The cost to the PTO of processing requests and forwarding priority documents to the designated office(s), and of generating and mailing return receipts, would be recovered through service fees. See Questions #7 and 8. Nevertheless, such a direct exchange of priority documents for a service fee should result in an overall reduction in costs and administrative work for applicants, as well as cost reductions in the conversion from paper to electronic form.

II. Questions

  1. (a) Does the requirement that a certified copy of the foreign application be submitted in all cases before the grant of a patent in order to be entitled to the right of priority serve any useful purpose? If yes, please provide those useful purposes.
    (b) Is your answer affected by the fact that such documents may qualify as novelty defeating prior art in other countries?
  2. (a) Notwithstanding the existing requirements, when should an applicant be required to submit a certified copy of the foreign application?
    (b) Would you continue to submit a certified copy of the foreign application even if not specifically required?
    (c) Should any action taken by the U.S. Government be contingent on action in the other Trilateral countries?
  3. When the foreign application is not in the English language and an English translation is deemed necessary, should both a certified copy of the foreign application and an English language translation accompanied by a verified statement that the translation is an accurate translation of the certified copy of the foreign application be required, or should only an English language translation of the foreign application accompanied by a verified statement that the translation is accurate be required?
  4. What significant problems, either legal or technical, would need to be solved to permit the offices of subsequent filing to receive the priority documents directly from the office of first filing rather than from the applicant?
  5. Should the PTO, EPO, and JPO electronically exchange priority documents at the request of applicant? Would most applicants take advantage of this service? What disadvantages, if any, are there in the electronic transmission of priority documents among the PTO, EPO, and JPO?
  6. Will the filing of a priority document in electronic form by the office of first filing, rather than in paper form by the applicant, affect the legal admissibility of the priority document?
  7. If there was a service fee for the direct exchange of priority documents among the PTO, EPO, and JPO, which was higher than the current fee charged for a certified copy of the application, would most applicants still take advantage of this service? At what fee amount would most applicants choose to request the direct exchange of priority documents?

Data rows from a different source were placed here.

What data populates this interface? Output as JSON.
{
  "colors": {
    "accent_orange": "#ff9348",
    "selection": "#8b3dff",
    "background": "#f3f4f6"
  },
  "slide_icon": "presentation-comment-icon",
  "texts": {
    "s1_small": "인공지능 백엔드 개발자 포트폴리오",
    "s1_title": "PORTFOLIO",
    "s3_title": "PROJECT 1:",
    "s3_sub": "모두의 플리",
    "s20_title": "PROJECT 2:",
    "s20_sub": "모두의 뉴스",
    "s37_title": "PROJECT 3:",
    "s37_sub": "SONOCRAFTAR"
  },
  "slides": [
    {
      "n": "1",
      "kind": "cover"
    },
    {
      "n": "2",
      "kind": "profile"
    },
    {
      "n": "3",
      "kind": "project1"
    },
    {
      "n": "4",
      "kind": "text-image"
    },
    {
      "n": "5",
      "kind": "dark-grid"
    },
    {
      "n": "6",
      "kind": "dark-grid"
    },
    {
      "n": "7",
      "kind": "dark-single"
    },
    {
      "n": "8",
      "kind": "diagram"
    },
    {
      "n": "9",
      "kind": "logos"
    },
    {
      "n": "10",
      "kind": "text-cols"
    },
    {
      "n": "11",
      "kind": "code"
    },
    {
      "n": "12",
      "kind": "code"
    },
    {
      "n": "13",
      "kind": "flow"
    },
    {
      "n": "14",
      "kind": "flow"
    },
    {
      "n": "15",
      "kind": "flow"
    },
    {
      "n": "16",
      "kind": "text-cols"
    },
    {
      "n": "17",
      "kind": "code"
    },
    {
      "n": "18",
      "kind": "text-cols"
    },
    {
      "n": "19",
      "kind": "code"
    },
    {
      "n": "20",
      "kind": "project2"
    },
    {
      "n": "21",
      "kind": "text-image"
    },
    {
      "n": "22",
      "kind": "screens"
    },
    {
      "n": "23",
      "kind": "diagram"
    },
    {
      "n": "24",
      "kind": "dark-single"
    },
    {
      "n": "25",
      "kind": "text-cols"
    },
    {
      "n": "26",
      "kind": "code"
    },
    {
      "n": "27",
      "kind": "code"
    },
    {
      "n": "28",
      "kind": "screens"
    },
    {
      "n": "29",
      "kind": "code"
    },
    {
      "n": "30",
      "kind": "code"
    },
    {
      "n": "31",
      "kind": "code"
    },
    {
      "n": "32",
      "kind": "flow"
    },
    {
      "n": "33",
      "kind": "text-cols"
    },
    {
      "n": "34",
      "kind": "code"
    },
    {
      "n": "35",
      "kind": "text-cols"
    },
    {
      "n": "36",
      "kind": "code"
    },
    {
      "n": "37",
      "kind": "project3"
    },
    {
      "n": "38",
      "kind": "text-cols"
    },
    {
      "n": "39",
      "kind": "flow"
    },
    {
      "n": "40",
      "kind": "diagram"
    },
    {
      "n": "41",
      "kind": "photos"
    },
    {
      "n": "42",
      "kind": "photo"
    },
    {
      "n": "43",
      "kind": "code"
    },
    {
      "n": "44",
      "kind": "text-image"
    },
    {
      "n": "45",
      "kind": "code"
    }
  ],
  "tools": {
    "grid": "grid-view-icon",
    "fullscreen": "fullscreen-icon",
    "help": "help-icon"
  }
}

  8. If providing a return receipt resulted in an increase in the service fee for the direct exchange of priority documents among the PTO, EPO, and JPO, would a return receipt be desirable? Against the background that increasing the information provided on such a return receipt would increase the cost of generating such return receipt, and thus increase the service fee, what information should be included on the return receipt?
Bruce A. Lehman                                      September 8, 1995
Assistant Secretary of Commerce and
  Commissioner of Patents and Trademarks